Voucher critics, including the Indiana State Teachers Association, a plaintiff in the lawsuit, still believe the program is a poor use of state funds and one that diverts dollars from cash-strapped public districts.
“Just because the Indiana Supreme Court said it’s OK by our constitution doesn’t mean this is a good idea,” Teresa Meredith, vice president of the teachers association, told Reuters. “I don’t believe it’s a wise use of public money. It’s still, at the end of the day, funding religious instruction” with taxpayers’ money.
The Indiana decision marks the end of another battle in the ongoing national debate over vouchers.
In Louisiana, Republican Gov. Bobby Jindal has taken his school- choice program to the Supreme Court after it was declared unconstitutional by a lower court judge last year. Legal battles over vouchers also are unfolding in Colorado and other states.
Across the nation, tens of thousands of students take advantage of the programs, often aimed at low-income families or those that live in failing school districts.
But what sets Indiana’s program apart from others is its scope. It’s not limited to just poor families or those with children in subpar public schools.
Under the system, one of the biggest political victories for Mr. Daniels during his eight years as governor, middle-class families are eligible to apply for vouchers. It’s also offered statewide, even if a family lives in an area with a quality public school.
Following Tuesday’s decision, current Republican Gov. Mike Pence is expected to push to expand the program.
“I have long believed that parents should be able to choose where their children go to school, regardless of their income,” he said in a statement. “Now that the Indiana Supreme Court has unanimously upheld this important program, we must continue to find ways to expand educational opportunities for all Indiana families.”
While there’s movement at the state level, attempts by Republicans to pass national voucher legislation have failed, and the Obama administration remains deeply opposed to the idea. Most recently, Republican Sens. Lamar Alexander of Tennessee and Rand Paul of Kentucky put forth an amendment to the Senate budget bill that would have freed up some federal money for vouchers.
© Copyright 2014 The Washington Times, LLC. Click here for reprint permission.
About the Author
Ben Wolfgang covers the White House for The Washington Times.
Before joining the Times in March 2011, Ben spent four years as a political reporter at the Republican-Herald in Pottsville, Pa.
He can be reached at email@example.com.

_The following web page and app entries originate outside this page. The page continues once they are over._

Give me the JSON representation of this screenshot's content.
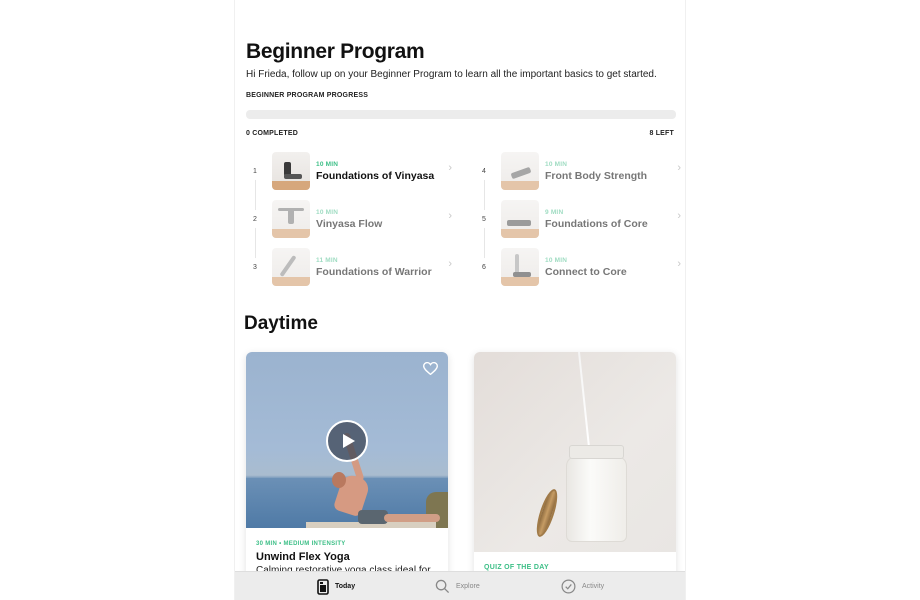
{
  "header": {
    "title": "Beginner Program",
    "subtitle": "Hi Frieda, follow up on your Beginner Program to learn all the important basics to get started.",
    "progress_label": "BEGINNER PROGRAM PROGRESS",
    "progress_fraction": 0,
    "completed_label": "0 COMPLETED",
    "left_label": "8 LEFT"
  },
  "lessons": [
    {
      "number": "1",
      "duration": "10 MIN",
      "title": "Foundations of Vinyasa",
      "active": true
    },
    {
      "number": "2",
      "duration": "10 MIN",
      "title": "Vinyasa Flow",
      "active": false
    },
    {
      "number": "3",
      "duration": "11 MIN",
      "title": "Foundations of Warrior",
      "active": false
    },
    {
      "number": "4",
      "duration": "10 MIN",
      "title": "Front Body Strength",
      "active": false
    },
    {
      "number": "5",
      "duration": "9 MIN",
      "title": "Foundations of Core",
      "active": false
    },
    {
      "number": "6",
      "duration": "10 MIN",
      "title": "Connect to Core",
      "active": false
    }
  ],
  "daytime": {
    "section_title": "Daytime",
    "video_card": {
      "meta": "30 MIN • MEDIUM INTENSITY",
      "title": "Unwind Flex Yoga",
      "description": "Calming restorative yoga class ideal for"
    },
    "quiz_card": {
      "label": "QUIZ OF THE DAY"
    }
  },
  "tabbar": {
    "tabs": [
      {
        "label": "Today",
        "icon": "today-icon",
        "active": true
      },
      {
        "label": "Explore",
        "icon": "search-icon",
        "active": false
      },
      {
        "label": "Activity",
        "icon": "check-circle-icon",
        "active": false
      }
    ]
  },
  "colors": {
    "accent": "#3dbf87",
    "accent_dim": "#9fdcc2",
    "tabbar_bg": "#ececec"
  }
}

- Obama says public not familiar enough with issues
- White House: More changes to contraception mandate coming
- Boehner presses Obama on 2008 law contributing to border crisis
- Obama, Biden overhaul job training programs
- Obama takes executive action on LGBT discrimination, but leaves religious loophole
Latest Blog Entries
TWT Video Picks
The subsidies are a hit with patients who don't exist
- Democratic Sen. John Walsh plagiarized War College master's thesis: report
- Obama orders Pentagon advisers to Ukraine
- House task force to recommend National Guard on border, faster deportations
- 'We're coming for you, Barack Obama': Top U.S. official discloses threat from ISIL terrorists
- Hezbollah warring in Syria could join fight against Israel
- Netanyahu's Wikipedia page replaced with giant Palestinian flag
- Hamas orders civilians to die in Israeli airstrikes
- Pro-Russia rebel commander suggests passengers died days before Malaysian flight
- TYRRELL: The birth of a new alignment in the Middle East
- Despite rhetoric, gun prosecutions plummet under Obama
Obama's biggest White House 'fails'
Celebrities turned politicians
Athletes turned actors
20 gadgets that changed the world
Fighting in Iraq